**INFORMATION:**

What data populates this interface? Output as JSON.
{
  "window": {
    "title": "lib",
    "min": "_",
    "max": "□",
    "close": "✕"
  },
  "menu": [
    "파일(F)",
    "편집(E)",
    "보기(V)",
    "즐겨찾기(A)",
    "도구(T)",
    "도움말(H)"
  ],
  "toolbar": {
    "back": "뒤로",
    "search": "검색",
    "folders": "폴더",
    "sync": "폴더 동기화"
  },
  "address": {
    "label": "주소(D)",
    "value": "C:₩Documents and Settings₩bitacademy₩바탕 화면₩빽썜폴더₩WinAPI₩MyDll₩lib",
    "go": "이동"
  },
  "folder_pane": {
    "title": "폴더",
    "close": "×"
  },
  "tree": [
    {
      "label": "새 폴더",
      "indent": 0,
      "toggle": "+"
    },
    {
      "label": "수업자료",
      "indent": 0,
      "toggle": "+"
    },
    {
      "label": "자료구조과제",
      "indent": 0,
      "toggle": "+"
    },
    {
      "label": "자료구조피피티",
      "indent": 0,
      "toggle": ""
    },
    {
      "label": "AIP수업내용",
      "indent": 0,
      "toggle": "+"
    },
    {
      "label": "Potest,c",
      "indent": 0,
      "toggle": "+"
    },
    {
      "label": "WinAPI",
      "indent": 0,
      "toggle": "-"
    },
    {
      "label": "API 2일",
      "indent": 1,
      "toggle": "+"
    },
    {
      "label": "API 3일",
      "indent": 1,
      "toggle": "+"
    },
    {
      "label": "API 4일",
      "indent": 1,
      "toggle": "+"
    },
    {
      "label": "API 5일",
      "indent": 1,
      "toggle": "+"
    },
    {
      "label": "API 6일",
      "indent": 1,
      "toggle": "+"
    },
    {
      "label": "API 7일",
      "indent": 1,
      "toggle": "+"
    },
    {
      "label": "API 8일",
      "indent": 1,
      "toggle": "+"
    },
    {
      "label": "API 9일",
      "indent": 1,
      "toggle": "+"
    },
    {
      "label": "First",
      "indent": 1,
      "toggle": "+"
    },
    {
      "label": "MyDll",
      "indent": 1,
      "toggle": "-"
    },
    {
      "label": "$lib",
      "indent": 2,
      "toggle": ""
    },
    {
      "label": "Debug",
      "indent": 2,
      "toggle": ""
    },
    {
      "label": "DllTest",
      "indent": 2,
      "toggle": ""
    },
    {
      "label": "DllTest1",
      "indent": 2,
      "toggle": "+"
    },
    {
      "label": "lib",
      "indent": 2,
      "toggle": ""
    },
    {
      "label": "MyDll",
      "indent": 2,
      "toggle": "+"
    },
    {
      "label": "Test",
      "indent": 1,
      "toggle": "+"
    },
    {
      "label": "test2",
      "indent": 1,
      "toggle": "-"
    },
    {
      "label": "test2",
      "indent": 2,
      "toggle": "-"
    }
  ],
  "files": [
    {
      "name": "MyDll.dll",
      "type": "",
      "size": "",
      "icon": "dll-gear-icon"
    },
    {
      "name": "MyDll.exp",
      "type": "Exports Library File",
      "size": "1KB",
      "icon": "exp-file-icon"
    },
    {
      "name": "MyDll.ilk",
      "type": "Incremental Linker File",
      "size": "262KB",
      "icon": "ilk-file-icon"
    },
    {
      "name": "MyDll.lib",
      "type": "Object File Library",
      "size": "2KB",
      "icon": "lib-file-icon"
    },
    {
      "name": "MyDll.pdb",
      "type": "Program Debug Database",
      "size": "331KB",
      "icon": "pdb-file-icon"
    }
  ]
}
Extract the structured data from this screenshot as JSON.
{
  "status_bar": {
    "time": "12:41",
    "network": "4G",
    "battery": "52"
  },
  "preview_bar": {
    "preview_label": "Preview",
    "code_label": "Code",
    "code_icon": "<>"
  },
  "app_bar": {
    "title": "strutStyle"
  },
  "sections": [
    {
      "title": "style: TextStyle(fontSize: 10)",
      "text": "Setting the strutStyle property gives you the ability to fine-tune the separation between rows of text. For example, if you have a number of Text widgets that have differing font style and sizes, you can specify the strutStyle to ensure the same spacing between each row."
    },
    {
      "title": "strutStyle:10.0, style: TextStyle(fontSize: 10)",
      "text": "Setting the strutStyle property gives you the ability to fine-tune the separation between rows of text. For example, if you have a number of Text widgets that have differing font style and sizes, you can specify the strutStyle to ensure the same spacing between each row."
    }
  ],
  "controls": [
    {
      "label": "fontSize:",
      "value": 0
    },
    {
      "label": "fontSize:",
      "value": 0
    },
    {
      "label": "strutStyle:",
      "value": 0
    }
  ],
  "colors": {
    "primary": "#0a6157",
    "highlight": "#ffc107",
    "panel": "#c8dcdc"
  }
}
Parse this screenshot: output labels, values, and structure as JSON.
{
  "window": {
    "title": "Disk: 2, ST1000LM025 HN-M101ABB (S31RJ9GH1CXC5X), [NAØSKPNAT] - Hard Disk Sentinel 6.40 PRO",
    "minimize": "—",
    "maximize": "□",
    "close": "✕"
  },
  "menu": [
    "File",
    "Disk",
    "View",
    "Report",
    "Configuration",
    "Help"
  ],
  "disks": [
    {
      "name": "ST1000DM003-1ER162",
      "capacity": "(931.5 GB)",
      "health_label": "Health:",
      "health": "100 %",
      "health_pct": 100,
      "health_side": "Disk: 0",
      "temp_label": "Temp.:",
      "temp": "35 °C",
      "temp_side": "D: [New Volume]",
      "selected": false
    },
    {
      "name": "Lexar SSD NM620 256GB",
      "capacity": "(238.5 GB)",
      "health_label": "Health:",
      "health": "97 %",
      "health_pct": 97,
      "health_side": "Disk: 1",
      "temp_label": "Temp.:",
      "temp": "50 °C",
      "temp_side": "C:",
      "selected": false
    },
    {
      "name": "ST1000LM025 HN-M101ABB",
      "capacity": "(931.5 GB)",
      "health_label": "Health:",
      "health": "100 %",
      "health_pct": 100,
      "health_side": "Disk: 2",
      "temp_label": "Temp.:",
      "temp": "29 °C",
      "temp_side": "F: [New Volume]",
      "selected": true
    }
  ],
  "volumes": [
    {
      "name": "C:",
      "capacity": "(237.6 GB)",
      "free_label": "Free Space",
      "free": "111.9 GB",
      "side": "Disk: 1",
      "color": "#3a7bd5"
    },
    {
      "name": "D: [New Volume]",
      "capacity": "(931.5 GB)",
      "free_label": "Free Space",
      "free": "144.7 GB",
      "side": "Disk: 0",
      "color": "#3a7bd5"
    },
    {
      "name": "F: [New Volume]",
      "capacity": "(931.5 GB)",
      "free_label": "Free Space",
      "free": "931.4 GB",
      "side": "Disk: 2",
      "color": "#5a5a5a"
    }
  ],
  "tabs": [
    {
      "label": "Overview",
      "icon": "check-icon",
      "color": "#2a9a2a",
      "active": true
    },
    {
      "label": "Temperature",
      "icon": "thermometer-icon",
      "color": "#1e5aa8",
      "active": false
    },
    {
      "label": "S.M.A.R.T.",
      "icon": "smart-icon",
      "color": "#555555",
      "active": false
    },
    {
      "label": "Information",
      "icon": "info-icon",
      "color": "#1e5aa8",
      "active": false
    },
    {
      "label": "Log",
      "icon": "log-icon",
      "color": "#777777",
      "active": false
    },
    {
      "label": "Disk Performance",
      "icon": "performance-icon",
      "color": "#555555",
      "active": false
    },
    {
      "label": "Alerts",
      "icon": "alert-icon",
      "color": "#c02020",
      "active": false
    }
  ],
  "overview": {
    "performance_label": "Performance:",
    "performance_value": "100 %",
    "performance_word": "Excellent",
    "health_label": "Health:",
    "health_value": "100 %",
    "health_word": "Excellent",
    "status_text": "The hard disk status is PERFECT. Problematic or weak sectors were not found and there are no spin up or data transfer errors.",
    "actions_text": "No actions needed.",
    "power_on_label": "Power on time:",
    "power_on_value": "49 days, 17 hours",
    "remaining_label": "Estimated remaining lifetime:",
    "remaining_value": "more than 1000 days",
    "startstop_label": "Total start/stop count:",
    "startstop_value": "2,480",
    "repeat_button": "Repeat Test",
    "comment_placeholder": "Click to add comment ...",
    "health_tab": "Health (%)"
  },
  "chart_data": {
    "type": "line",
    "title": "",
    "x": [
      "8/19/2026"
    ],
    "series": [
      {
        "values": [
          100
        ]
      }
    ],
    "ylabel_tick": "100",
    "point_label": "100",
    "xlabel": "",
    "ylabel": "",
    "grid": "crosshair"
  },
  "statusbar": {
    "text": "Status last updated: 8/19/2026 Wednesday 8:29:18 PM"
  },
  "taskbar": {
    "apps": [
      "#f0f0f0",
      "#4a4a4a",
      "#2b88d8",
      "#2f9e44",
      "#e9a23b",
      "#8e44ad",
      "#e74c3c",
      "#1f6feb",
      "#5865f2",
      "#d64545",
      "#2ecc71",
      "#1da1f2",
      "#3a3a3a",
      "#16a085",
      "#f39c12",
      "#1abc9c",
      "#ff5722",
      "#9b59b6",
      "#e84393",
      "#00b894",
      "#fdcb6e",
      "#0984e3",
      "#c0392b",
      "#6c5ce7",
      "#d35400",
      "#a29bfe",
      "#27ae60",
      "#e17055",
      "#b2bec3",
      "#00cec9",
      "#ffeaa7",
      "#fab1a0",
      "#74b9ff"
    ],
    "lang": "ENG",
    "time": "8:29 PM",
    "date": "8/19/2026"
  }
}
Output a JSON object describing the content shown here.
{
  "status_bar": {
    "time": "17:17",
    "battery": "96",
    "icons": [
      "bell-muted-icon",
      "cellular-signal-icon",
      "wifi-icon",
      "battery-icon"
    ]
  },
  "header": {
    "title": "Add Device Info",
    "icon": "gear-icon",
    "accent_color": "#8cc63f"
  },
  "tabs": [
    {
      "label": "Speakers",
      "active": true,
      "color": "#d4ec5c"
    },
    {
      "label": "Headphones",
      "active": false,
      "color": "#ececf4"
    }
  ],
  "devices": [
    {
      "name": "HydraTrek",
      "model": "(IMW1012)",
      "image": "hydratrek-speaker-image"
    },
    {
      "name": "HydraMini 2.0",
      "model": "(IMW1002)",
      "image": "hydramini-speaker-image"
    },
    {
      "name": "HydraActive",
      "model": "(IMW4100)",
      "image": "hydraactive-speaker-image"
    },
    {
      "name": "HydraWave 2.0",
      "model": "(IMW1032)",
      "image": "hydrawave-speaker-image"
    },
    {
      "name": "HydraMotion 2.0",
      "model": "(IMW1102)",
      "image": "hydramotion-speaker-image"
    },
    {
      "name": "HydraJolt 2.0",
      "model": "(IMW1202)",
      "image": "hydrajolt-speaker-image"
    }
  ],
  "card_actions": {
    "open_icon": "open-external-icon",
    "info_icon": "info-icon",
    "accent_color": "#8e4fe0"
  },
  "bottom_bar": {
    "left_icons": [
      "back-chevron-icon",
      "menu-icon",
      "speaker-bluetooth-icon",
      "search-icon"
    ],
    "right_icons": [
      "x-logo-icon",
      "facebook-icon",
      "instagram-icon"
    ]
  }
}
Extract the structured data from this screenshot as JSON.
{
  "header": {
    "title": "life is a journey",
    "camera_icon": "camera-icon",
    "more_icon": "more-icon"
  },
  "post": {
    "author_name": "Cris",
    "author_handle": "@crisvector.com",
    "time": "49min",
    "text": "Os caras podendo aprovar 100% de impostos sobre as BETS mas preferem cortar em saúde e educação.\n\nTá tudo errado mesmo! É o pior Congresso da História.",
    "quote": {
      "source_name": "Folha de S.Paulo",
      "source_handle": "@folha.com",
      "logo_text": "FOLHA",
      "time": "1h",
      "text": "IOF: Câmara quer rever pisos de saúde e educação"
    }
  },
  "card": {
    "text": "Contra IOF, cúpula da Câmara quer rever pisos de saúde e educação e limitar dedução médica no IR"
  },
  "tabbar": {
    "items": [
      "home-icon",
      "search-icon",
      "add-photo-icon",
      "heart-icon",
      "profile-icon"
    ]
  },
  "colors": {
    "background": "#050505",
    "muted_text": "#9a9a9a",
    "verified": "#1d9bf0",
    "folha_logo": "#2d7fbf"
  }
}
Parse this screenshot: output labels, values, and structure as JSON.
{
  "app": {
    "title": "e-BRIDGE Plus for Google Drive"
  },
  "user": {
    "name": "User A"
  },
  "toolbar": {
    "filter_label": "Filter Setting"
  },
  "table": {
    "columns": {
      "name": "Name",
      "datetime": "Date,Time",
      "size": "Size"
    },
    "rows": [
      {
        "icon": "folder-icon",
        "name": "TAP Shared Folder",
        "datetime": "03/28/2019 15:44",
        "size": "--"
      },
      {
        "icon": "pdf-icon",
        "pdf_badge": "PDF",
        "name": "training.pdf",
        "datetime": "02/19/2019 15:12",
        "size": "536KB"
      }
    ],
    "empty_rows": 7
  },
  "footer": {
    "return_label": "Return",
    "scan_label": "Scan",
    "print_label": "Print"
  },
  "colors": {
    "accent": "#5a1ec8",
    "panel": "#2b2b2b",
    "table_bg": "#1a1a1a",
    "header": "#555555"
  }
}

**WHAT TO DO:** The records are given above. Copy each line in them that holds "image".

**SOLUTION TO THIS TASK:**
      "image": "hydratrek-speaker-image"
      "image": "hydramini-speaker-image"
      "image": "hydraactive-speaker-image"
      "image": "hydrawave-speaker-image"
      "image": "hydramotion-speaker-image"
      "image": "hydrajolt-speaker-image"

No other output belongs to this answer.